__ASSIGNED TASK__
In the entries below, identify every line with the string "Proctor" and copy it.

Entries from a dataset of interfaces
[Start of Attachment]
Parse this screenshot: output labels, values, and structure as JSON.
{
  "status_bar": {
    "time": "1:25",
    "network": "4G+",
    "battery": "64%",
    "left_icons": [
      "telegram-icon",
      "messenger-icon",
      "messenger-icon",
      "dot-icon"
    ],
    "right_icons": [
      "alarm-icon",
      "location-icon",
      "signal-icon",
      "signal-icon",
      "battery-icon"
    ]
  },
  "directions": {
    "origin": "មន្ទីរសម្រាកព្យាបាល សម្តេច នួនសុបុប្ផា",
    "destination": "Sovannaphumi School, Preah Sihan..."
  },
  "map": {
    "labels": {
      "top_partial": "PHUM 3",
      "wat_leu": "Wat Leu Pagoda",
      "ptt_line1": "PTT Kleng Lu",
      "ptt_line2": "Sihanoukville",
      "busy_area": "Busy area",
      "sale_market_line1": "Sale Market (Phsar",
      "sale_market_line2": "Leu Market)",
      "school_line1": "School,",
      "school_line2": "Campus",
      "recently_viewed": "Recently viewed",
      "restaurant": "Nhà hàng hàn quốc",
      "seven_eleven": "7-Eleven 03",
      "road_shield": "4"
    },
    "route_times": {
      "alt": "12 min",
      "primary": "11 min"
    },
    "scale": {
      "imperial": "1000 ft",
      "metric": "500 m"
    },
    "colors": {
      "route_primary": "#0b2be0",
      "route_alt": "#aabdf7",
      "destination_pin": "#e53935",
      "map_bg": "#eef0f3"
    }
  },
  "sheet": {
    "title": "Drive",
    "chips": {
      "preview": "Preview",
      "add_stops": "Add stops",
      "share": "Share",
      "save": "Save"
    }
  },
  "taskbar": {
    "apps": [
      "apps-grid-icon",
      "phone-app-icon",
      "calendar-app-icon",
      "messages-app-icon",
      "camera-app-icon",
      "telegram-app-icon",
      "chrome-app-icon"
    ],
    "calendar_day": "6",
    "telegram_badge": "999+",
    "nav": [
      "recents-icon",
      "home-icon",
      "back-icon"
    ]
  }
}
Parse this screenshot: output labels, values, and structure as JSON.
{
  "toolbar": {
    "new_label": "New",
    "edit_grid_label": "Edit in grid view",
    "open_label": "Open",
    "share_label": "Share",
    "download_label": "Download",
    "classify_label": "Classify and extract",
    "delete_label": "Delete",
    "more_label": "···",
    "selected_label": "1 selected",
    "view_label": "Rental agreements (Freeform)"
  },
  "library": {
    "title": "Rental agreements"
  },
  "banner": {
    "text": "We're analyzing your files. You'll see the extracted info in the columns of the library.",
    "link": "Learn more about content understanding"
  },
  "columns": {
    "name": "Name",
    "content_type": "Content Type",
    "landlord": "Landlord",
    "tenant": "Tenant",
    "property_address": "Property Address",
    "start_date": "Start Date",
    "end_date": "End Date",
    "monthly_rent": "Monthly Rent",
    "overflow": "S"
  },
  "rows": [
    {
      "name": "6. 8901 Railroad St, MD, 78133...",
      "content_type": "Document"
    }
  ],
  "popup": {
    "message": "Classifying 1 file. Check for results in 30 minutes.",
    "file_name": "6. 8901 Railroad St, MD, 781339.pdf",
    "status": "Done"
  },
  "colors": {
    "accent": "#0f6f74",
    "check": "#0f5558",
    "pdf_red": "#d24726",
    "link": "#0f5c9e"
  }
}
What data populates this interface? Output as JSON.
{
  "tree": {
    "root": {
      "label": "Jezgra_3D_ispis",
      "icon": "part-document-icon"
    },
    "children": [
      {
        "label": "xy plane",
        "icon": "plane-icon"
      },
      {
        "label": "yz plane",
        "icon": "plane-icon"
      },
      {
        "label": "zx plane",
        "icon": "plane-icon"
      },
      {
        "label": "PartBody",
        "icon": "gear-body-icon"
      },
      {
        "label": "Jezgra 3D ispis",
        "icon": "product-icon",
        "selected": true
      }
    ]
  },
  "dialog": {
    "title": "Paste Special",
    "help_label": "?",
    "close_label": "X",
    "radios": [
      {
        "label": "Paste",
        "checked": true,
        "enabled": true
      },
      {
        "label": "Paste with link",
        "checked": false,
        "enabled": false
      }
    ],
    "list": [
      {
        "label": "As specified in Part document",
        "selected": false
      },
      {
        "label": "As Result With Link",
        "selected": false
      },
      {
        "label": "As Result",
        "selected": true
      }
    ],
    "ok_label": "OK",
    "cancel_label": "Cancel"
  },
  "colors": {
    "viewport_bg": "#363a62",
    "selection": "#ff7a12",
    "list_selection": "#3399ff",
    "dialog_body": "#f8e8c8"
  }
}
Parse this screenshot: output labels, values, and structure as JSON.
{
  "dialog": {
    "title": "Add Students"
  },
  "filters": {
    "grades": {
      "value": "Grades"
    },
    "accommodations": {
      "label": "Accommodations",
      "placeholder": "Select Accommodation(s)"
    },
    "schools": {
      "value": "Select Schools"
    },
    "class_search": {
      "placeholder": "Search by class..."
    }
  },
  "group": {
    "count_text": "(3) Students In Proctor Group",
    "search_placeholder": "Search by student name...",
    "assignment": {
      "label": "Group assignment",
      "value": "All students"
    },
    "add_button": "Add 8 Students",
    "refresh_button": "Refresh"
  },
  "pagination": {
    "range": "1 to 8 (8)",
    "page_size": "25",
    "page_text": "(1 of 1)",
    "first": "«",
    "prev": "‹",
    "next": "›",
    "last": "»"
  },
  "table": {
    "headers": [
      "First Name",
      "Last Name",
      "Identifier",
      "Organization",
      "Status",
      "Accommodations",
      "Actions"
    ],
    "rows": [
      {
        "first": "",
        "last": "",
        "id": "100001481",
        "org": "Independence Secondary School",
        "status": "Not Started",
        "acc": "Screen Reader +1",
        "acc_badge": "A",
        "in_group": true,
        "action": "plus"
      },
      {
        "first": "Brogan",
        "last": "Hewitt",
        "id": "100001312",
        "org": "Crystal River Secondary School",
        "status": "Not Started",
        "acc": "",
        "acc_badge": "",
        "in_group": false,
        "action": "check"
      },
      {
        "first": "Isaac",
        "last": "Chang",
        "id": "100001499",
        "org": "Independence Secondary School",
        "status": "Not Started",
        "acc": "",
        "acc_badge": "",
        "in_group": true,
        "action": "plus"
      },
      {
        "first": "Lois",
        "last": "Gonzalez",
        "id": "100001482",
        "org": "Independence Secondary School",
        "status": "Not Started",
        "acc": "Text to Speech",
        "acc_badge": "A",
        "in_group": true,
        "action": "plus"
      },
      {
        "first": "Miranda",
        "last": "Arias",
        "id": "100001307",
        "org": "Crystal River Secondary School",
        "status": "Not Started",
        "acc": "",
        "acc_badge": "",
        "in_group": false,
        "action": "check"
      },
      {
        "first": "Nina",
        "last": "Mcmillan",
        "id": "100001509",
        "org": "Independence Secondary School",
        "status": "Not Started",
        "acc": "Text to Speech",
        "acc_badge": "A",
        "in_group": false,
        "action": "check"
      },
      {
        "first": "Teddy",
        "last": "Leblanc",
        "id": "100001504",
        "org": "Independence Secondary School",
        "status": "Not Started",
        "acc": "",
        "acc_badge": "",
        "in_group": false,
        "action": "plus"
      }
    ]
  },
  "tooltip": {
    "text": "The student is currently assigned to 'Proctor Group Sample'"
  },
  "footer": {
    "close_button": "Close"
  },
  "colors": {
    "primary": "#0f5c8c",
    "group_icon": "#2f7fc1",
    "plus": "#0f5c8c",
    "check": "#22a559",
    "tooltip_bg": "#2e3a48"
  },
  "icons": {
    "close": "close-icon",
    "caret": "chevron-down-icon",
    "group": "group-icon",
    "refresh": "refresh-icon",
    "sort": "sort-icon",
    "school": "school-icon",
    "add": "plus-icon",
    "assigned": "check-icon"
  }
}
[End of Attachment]
__RESPONSE AREA__
    "count_text": "(3) Students In Proctor Group",
    "text": "The student is currently assigned to 'Proctor Group Sample'"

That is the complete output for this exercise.